Date: Tuesday, March 16, 2010
Author: Reuters

Dilan Siritunga, a longtime executive at the hedge fund firm Atticus Capital LP, is planning to open his own firm, according to a person familiar with his plans.

Siritunga will become the latest in a string of fund managers to leave Atticus, one of the hedge fund industry's biggest and best-known activist investors until its founder liquidated two portfolios last year.

Siritunga's new firm does not yet have a name but his plans are already generating buzz in the tight-knit investment community, where pension funds and endowments are ready to put more money to work in the $1.5 trillion (1 trillion pound) industry, investors and industry analysts said.

The fund manager is credited with having helped Atticus founder Timothy Barakett grow the firm into one of the industry's biggest players.

Atticus took large bets on companies and invested nearly $20 billion at its peak in 2007.

Because of his strong track record and long stay at Atticus, investors and analysts said they expect Siritunga to be able to raise money relatively quickly, even though it has become more difficult to launch new funds after the financial crisis.

Siritunga did not return a call seeking comment.

Barakett is one of the first investors in his long-time lieutenant's new venture, said the person who was not allowed to speak about firm publicly because the fund is private.

Siritunga and Barakett both earned business degrees at Harvard and the two men devoted most of their professional lives to growing Atticus into a powerhouse. The flagship Atticus Global fund gained 19 percent annually while the broader stock index climbed 4 percent since its inception in 1996.

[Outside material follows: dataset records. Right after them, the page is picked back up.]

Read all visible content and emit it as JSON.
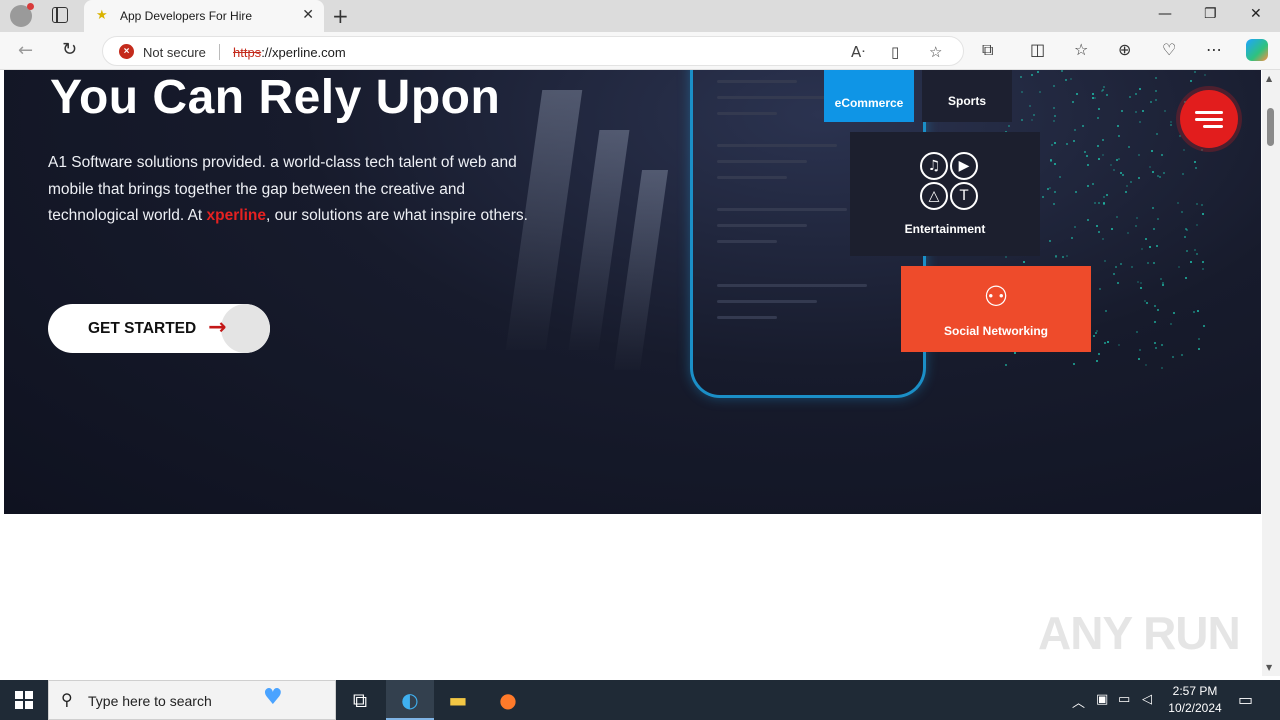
{
  "browser": {
    "tab": {
      "title": "App Developers For Hire",
      "favicon": "star-favicon-icon"
    },
    "security": {
      "label": "Not secure",
      "color": "#c42b1c"
    },
    "url": {
      "scheme": "https",
      "rest": "://xperline.com"
    }
  },
  "hero": {
    "title": "You Can Rely Upon",
    "desc_before": "A1 Software solutions provided. a world-class tech talent of web and mobile that brings together the gap between the creative and technological world. At ",
    "brand": "xperline",
    "desc_after": ", our solutions are what inspire others.",
    "cta_label": "GET STARTED",
    "brand_color": "#e52121"
  },
  "tiles": {
    "ecommerce": "eCommerce",
    "sports": "Sports",
    "entertainment": "Entertainment",
    "social": "Social Networking"
  },
  "watermark": "ANY RUN",
  "taskbar": {
    "search_placeholder": "Type here to search",
    "time": "2:57 PM",
    "date": "10/2/2024"
  }
}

Indeed, Siritunga still works in the mid-town Manhattan office building where Atticus had its headquarters.

In August, Barakett surprised some investors when he closed his $3.5 billion flagship fund and a smaller portfolio with $600 million in order to spend more time with his family.

"I have been blessed with great investors, partners, employees, and a lot of good luck," Barakett told investors in his August letter.

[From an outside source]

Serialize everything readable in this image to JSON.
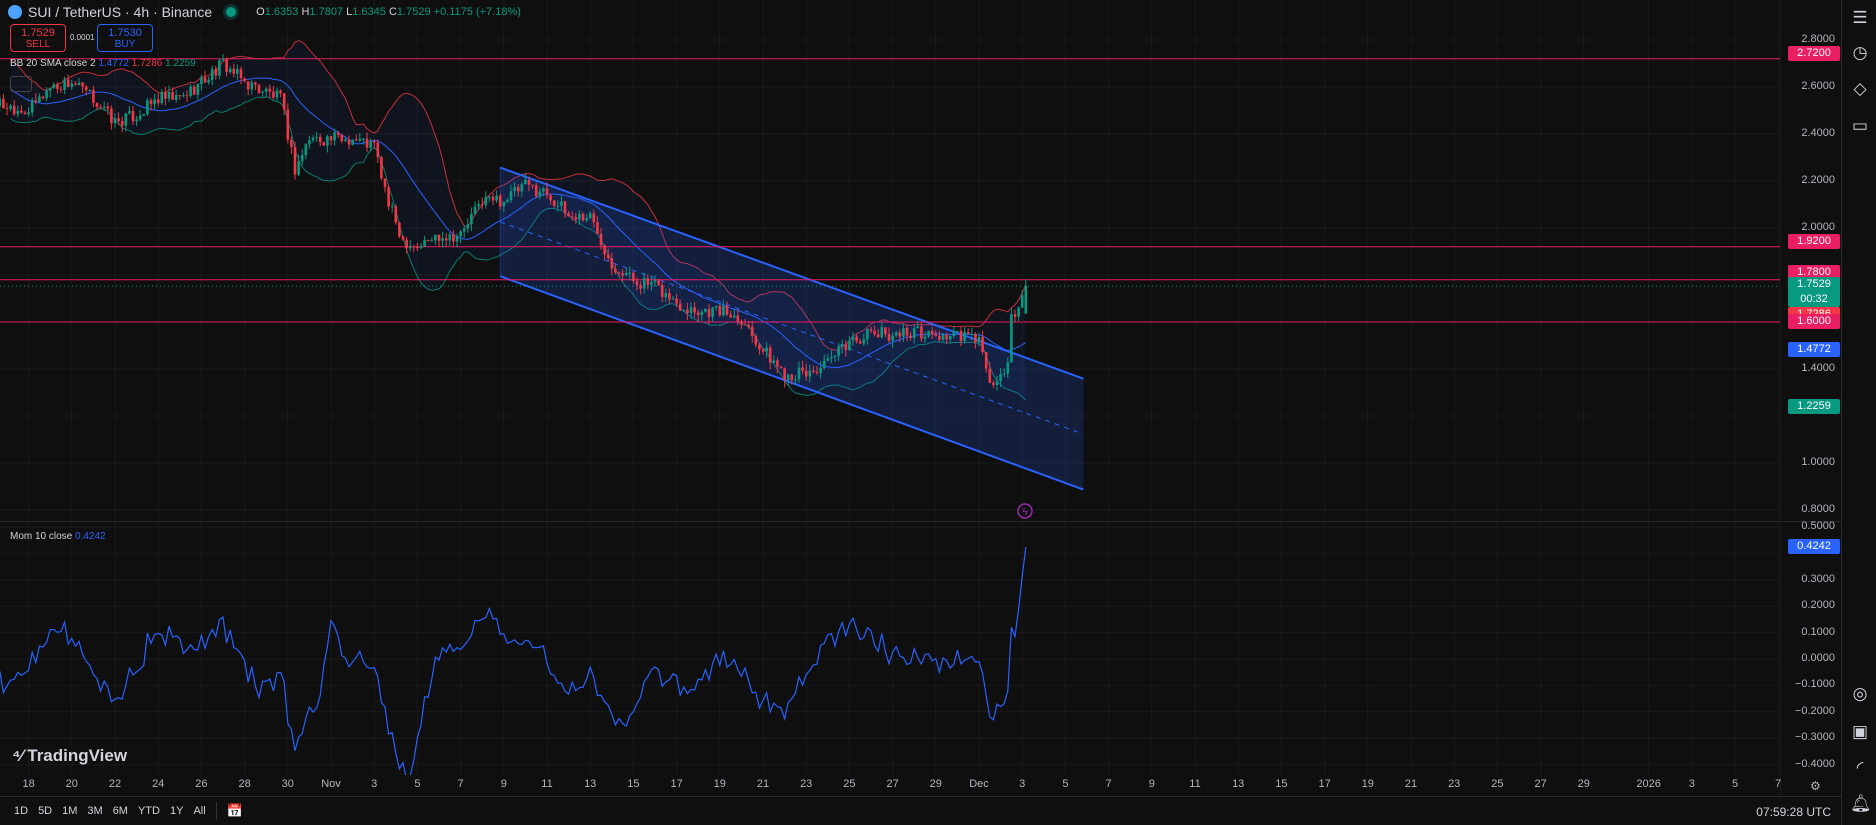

Now he is sending some of his personal fortune to be invested by some of those former colleagues.

In addition to writing a check to Siritunga, Barakett was one of the first investors in Atwater Capital, an Atticus spinoff founded by Kris Green and Lee Pollock this year, people familiar with that fund said.

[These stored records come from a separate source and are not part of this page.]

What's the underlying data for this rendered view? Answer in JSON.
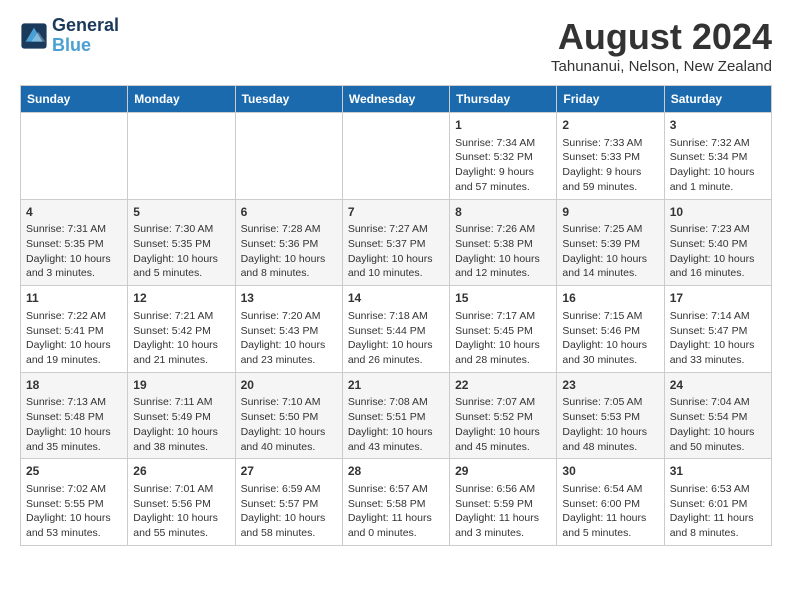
{
  "logo": {
    "line1": "General",
    "line2": "Blue"
  },
  "title": "August 2024",
  "subtitle": "Tahunanui, Nelson, New Zealand",
  "days_of_week": [
    "Sunday",
    "Monday",
    "Tuesday",
    "Wednesday",
    "Thursday",
    "Friday",
    "Saturday"
  ],
  "weeks": [
    [
      {
        "day": "",
        "info": ""
      },
      {
        "day": "",
        "info": ""
      },
      {
        "day": "",
        "info": ""
      },
      {
        "day": "",
        "info": ""
      },
      {
        "day": "1",
        "info": "Sunrise: 7:34 AM\nSunset: 5:32 PM\nDaylight: 9 hours and 57 minutes."
      },
      {
        "day": "2",
        "info": "Sunrise: 7:33 AM\nSunset: 5:33 PM\nDaylight: 9 hours and 59 minutes."
      },
      {
        "day": "3",
        "info": "Sunrise: 7:32 AM\nSunset: 5:34 PM\nDaylight: 10 hours and 1 minute."
      }
    ],
    [
      {
        "day": "4",
        "info": "Sunrise: 7:31 AM\nSunset: 5:35 PM\nDaylight: 10 hours and 3 minutes."
      },
      {
        "day": "5",
        "info": "Sunrise: 7:30 AM\nSunset: 5:35 PM\nDaylight: 10 hours and 5 minutes."
      },
      {
        "day": "6",
        "info": "Sunrise: 7:28 AM\nSunset: 5:36 PM\nDaylight: 10 hours and 8 minutes."
      },
      {
        "day": "7",
        "info": "Sunrise: 7:27 AM\nSunset: 5:37 PM\nDaylight: 10 hours and 10 minutes."
      },
      {
        "day": "8",
        "info": "Sunrise: 7:26 AM\nSunset: 5:38 PM\nDaylight: 10 hours and 12 minutes."
      },
      {
        "day": "9",
        "info": "Sunrise: 7:25 AM\nSunset: 5:39 PM\nDaylight: 10 hours and 14 minutes."
      },
      {
        "day": "10",
        "info": "Sunrise: 7:23 AM\nSunset: 5:40 PM\nDaylight: 10 hours and 16 minutes."
      }
    ],
    [
      {
        "day": "11",
        "info": "Sunrise: 7:22 AM\nSunset: 5:41 PM\nDaylight: 10 hours and 19 minutes."
      },
      {
        "day": "12",
        "info": "Sunrise: 7:21 AM\nSunset: 5:42 PM\nDaylight: 10 hours and 21 minutes."
      },
      {
        "day": "13",
        "info": "Sunrise: 7:20 AM\nSunset: 5:43 PM\nDaylight: 10 hours and 23 minutes."
      },
      {
        "day": "14",
        "info": "Sunrise: 7:18 AM\nSunset: 5:44 PM\nDaylight: 10 hours and 26 minutes."
      },
      {
        "day": "15",
        "info": "Sunrise: 7:17 AM\nSunset: 5:45 PM\nDaylight: 10 hours and 28 minutes."
      },
      {
        "day": "16",
        "info": "Sunrise: 7:15 AM\nSunset: 5:46 PM\nDaylight: 10 hours and 30 minutes."
      },
      {
        "day": "17",
        "info": "Sunrise: 7:14 AM\nSunset: 5:47 PM\nDaylight: 10 hours and 33 minutes."
      }
    ],
    [
      {
        "day": "18",
        "info": "Sunrise: 7:13 AM\nSunset: 5:48 PM\nDaylight: 10 hours and 35 minutes."
      },
      {
        "day": "19",
        "info": "Sunrise: 7:11 AM\nSunset: 5:49 PM\nDaylight: 10 hours and 38 minutes."
      },
      {
        "day": "20",
        "info": "Sunrise: 7:10 AM\nSunset: 5:50 PM\nDaylight: 10 hours and 40 minutes."
      },
      {
        "day": "21",
        "info": "Sunrise: 7:08 AM\nSunset: 5:51 PM\nDaylight: 10 hours and 43 minutes."
      },
      {
        "day": "22",
        "info": "Sunrise: 7:07 AM\nSunset: 5:52 PM\nDaylight: 10 hours and 45 minutes."
      },
      {
        "day": "23",
        "info": "Sunrise: 7:05 AM\nSunset: 5:53 PM\nDaylight: 10 hours and 48 minutes."
      },
      {
        "day": "24",
        "info": "Sunrise: 7:04 AM\nSunset: 5:54 PM\nDaylight: 10 hours and 50 minutes."
      }
    ],
    [
      {
        "day": "25",
        "info": "Sunrise: 7:02 AM\nSunset: 5:55 PM\nDaylight: 10 hours and 53 minutes."
      },
      {
        "day": "26",
        "info": "Sunrise: 7:01 AM\nSunset: 5:56 PM\nDaylight: 10 hours and 55 minutes."
      },
      {
        "day": "27",
        "info": "Sunrise: 6:59 AM\nSunset: 5:57 PM\nDaylight: 10 hours and 58 minutes."
      },
      {
        "day": "28",
        "info": "Sunrise: 6:57 AM\nSunset: 5:58 PM\nDaylight: 11 hours and 0 minutes."
      },
      {
        "day": "29",
        "info": "Sunrise: 6:56 AM\nSunset: 5:59 PM\nDaylight: 11 hours and 3 minutes."
      },
      {
        "day": "30",
        "info": "Sunrise: 6:54 AM\nSunset: 6:00 PM\nDaylight: 11 hours and 5 minutes."
      },
      {
        "day": "31",
        "info": "Sunrise: 6:53 AM\nSunset: 6:01 PM\nDaylight: 11 hours and 8 minutes."
      }
    ]
  ]
}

Former Atticus employees Ed Bosek and Noam Ohana also spun out of the firm and founded Beacon Light Capital, which is investing in global equities.

Elsewhere, Farallon Capital Management LLC told its investors this week that four partners -- William Duhamel, Jason Moment, Ashish Pant and Rich Voon -- are setting up their own firm.

The four concentrated on picking undervalued stocks at Farallon, the San Francisco-based fund firm that manages roughly $21 billion and boasts a 35 percent trailing 12 month return through the end of February, a person familiar with the returns and departures said.

The firm's assets have fallen 41 percent from its peak before the financial crisis began.